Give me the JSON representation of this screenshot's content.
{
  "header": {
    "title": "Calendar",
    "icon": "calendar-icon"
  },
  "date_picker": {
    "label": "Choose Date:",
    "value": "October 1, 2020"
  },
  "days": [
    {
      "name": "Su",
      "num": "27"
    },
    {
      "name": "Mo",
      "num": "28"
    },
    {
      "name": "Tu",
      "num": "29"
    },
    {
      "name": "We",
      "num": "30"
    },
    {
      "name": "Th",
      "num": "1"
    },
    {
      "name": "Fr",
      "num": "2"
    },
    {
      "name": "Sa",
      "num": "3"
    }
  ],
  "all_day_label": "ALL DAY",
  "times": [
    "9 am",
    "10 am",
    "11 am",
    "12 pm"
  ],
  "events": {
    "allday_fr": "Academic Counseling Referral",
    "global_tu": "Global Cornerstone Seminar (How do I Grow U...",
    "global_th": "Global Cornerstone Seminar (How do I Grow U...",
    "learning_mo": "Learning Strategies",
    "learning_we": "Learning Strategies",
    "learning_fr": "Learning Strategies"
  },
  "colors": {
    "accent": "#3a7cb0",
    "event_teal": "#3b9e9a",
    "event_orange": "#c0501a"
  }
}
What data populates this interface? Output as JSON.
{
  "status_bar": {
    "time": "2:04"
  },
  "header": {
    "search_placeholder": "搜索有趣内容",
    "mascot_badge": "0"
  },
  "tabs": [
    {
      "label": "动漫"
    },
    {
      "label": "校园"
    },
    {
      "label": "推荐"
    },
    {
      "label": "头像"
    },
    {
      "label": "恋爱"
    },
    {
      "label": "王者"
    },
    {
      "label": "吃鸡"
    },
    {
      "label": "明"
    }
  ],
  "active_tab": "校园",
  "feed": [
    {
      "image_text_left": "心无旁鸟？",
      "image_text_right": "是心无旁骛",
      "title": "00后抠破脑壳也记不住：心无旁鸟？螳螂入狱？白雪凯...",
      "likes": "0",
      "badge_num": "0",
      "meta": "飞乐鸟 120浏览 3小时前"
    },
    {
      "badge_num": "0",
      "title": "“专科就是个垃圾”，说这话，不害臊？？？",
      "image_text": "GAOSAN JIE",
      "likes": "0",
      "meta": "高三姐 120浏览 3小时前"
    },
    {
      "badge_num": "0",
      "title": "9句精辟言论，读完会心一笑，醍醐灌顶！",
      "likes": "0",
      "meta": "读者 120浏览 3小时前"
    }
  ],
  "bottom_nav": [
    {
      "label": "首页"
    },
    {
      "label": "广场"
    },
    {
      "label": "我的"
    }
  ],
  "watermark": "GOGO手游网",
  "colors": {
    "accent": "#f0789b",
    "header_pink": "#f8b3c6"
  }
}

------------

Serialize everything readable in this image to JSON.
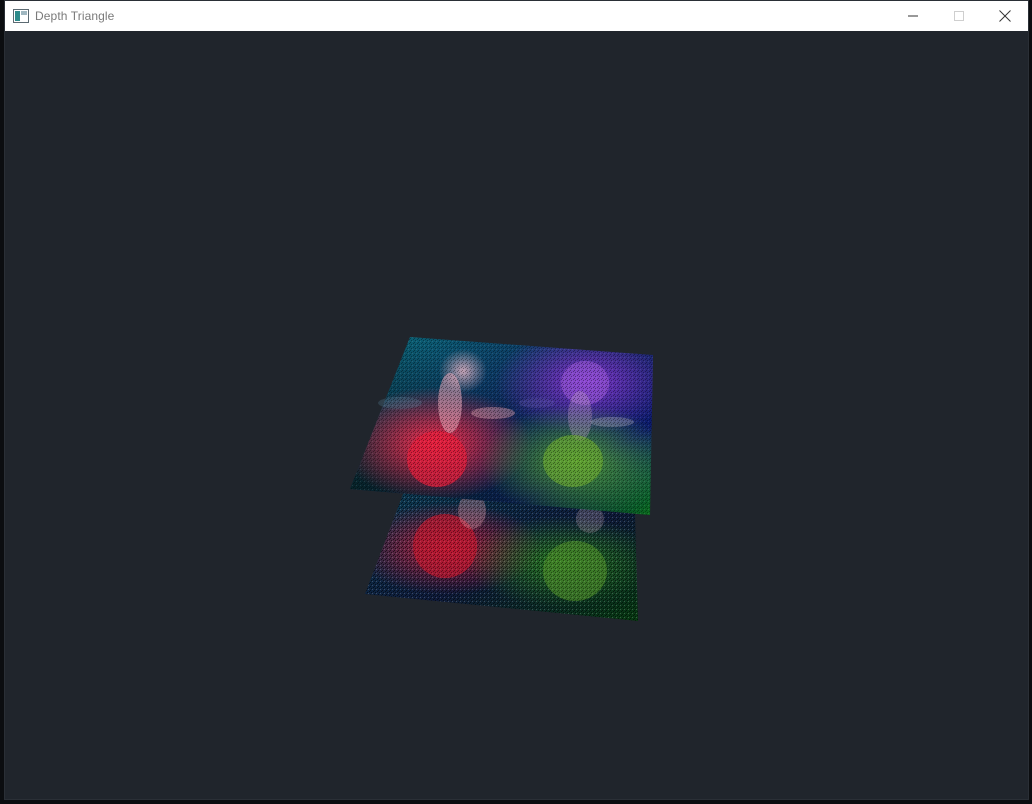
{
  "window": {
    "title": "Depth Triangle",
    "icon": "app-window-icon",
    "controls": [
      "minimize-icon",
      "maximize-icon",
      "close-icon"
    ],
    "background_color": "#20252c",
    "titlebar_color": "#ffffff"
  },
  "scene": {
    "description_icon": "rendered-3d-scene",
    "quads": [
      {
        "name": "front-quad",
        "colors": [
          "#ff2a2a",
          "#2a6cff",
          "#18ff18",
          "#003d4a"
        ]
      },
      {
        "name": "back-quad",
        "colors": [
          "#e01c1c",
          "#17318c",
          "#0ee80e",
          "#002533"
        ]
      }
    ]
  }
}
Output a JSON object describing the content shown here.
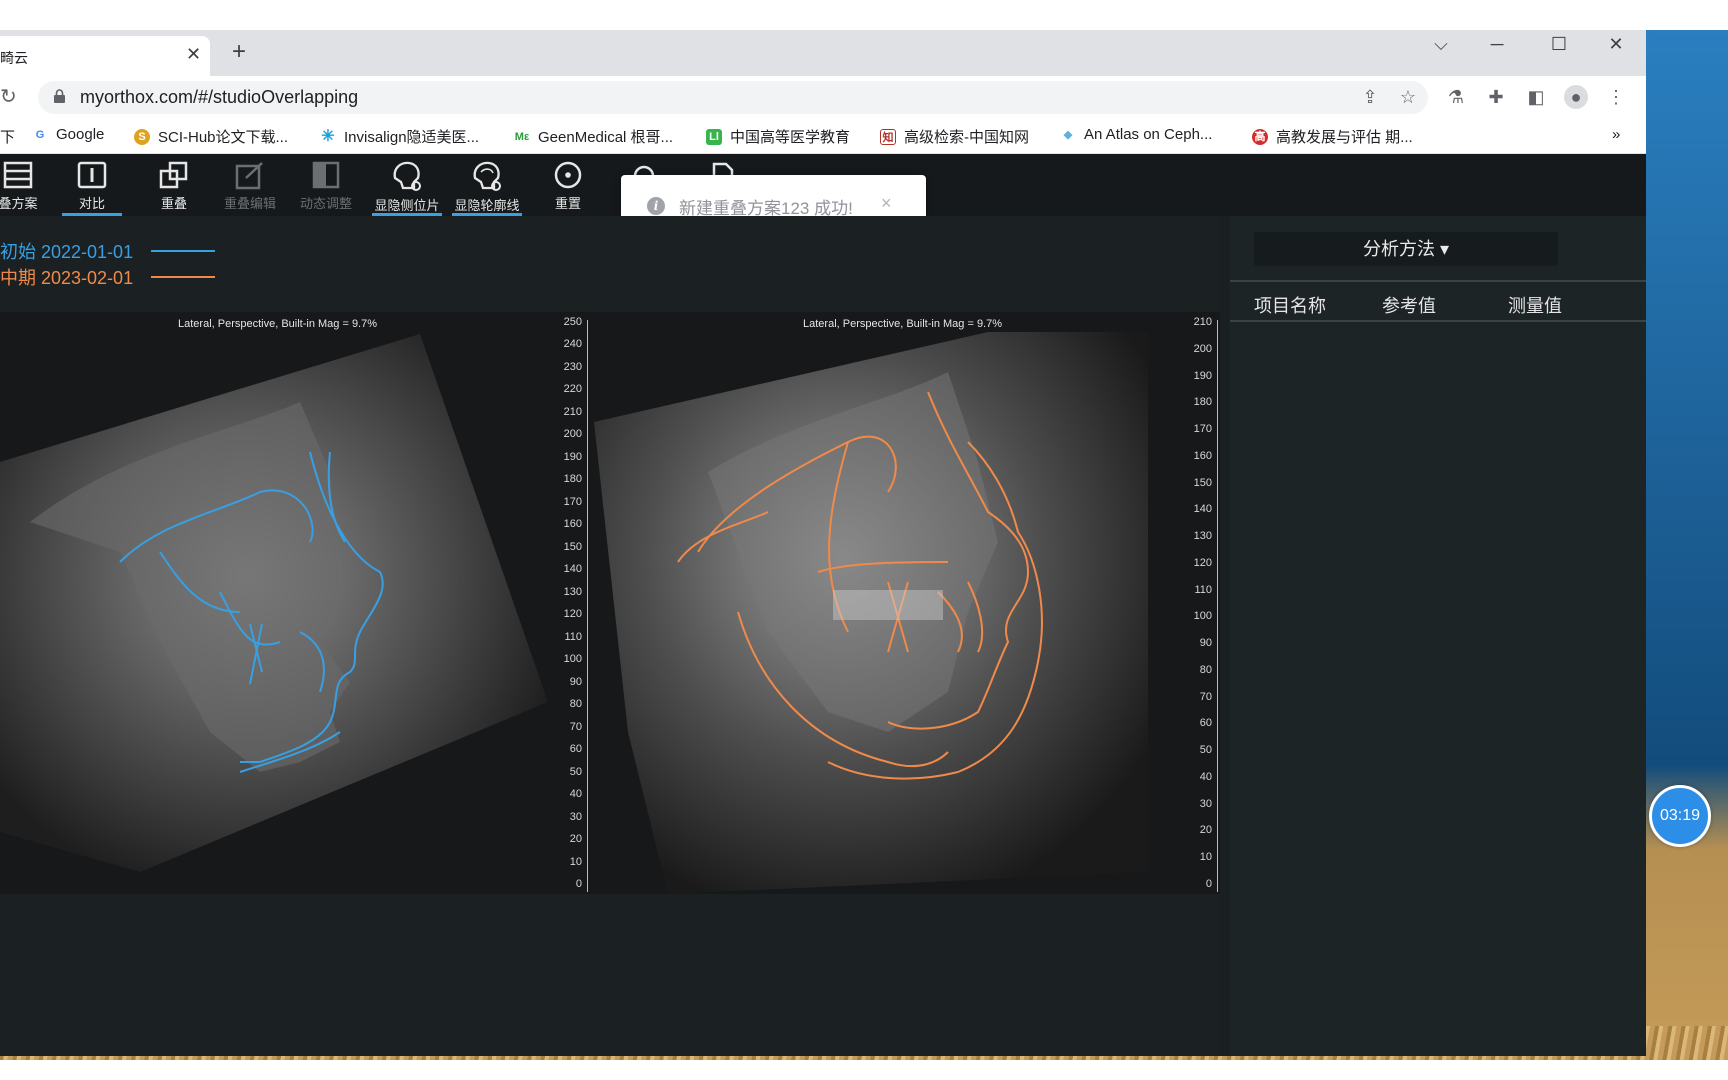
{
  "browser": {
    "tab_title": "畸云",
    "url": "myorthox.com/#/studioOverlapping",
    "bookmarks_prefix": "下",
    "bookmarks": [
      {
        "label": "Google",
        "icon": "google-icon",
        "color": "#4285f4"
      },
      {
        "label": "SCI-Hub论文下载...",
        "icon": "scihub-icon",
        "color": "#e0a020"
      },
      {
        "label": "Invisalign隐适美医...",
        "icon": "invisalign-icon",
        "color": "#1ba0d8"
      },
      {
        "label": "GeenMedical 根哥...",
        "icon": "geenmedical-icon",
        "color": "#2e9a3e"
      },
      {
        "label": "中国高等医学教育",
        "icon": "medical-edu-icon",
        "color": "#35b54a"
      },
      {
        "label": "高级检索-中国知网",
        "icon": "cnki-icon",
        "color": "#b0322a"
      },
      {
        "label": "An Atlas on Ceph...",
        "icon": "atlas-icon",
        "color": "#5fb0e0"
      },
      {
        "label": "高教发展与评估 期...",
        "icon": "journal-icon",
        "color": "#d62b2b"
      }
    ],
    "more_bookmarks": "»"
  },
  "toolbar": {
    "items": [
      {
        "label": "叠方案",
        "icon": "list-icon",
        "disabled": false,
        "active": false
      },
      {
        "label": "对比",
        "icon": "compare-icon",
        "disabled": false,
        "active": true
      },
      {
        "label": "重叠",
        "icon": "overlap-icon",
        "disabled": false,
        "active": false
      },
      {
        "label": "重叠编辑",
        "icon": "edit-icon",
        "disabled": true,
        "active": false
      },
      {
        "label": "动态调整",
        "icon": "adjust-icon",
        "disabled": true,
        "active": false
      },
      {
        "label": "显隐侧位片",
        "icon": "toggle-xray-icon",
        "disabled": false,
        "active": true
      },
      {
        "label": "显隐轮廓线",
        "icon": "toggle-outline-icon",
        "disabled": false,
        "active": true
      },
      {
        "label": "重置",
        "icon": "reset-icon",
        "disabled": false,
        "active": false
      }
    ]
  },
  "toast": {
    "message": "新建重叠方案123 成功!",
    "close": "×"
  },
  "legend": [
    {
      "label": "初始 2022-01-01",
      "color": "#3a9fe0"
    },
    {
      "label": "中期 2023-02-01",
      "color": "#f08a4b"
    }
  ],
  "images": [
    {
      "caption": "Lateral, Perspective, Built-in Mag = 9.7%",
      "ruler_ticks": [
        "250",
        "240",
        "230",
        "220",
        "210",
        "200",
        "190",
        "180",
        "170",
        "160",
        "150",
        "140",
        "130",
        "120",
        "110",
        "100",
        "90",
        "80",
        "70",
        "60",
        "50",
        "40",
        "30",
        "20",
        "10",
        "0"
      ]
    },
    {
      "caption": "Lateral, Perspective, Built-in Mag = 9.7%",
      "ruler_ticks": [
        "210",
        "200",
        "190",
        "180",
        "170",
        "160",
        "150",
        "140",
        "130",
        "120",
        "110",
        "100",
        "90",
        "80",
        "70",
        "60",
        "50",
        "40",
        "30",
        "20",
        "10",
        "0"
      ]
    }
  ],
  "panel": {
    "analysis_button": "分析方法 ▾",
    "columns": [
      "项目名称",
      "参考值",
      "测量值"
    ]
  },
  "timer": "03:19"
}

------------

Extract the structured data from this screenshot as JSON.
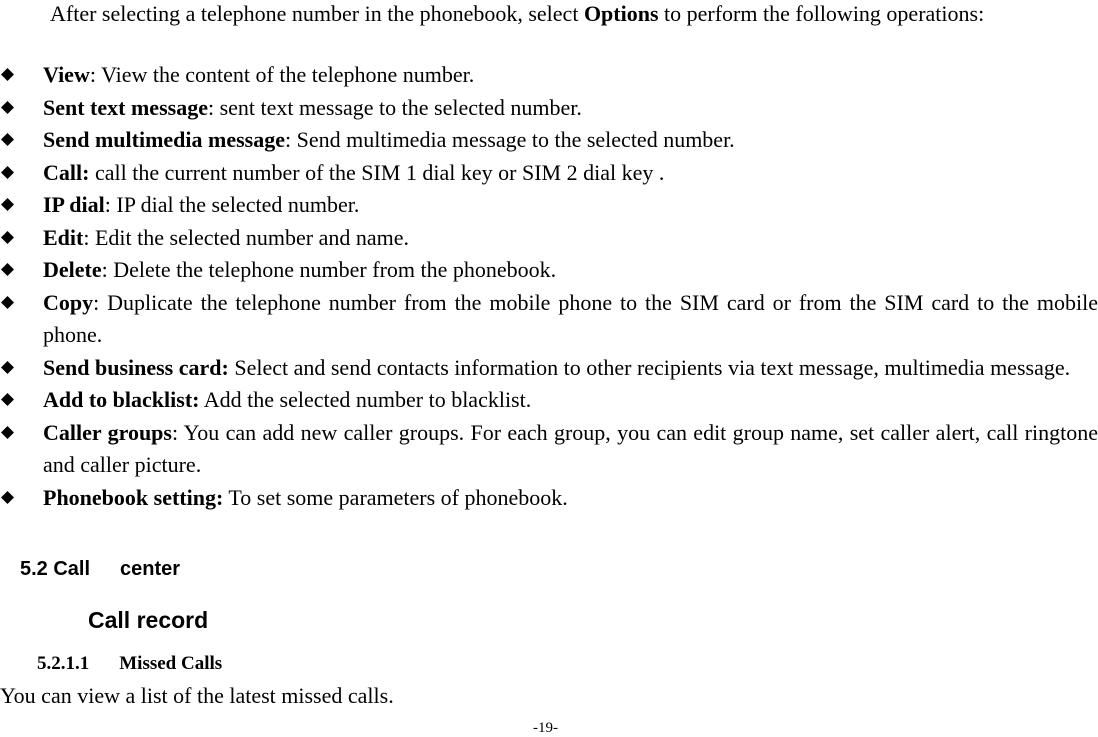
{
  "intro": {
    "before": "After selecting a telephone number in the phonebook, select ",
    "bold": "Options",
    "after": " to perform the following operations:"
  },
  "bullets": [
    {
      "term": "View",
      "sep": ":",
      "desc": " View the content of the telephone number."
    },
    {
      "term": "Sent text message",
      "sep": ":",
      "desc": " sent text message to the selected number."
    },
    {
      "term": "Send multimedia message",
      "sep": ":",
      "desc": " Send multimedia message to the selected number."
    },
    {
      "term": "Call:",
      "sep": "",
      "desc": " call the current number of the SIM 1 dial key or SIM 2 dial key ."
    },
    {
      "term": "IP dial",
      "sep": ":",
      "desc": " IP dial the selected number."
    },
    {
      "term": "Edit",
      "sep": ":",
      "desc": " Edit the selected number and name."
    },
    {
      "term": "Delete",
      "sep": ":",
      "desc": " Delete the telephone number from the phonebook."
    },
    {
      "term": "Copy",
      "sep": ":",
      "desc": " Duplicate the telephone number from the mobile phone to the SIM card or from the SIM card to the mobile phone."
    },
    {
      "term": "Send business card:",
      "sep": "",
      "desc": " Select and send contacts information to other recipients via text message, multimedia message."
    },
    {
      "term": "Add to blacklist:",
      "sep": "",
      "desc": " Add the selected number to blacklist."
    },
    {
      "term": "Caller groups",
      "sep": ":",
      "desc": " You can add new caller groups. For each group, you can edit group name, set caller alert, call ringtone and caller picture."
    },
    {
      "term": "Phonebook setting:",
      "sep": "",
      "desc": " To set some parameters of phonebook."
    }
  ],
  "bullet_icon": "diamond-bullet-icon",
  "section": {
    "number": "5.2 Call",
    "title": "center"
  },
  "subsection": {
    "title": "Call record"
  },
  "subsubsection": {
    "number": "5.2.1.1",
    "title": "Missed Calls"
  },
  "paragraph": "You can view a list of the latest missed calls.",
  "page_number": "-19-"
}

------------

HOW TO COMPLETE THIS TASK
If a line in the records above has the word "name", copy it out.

RESPONSE
      "name": "Su",
      "name": "Mo",
      "name": "Tu",
      "name": "We",
      "name": "Th",
      "name": "Fr",
      "name": "Sa",
        "name": "front-quad",
        "name": "back-quad",
      "desc": " Edit the selected number and name."
      "desc": " You can add new caller groups. For each group, you can edit group name, set caller alert, call ringtone and caller picture."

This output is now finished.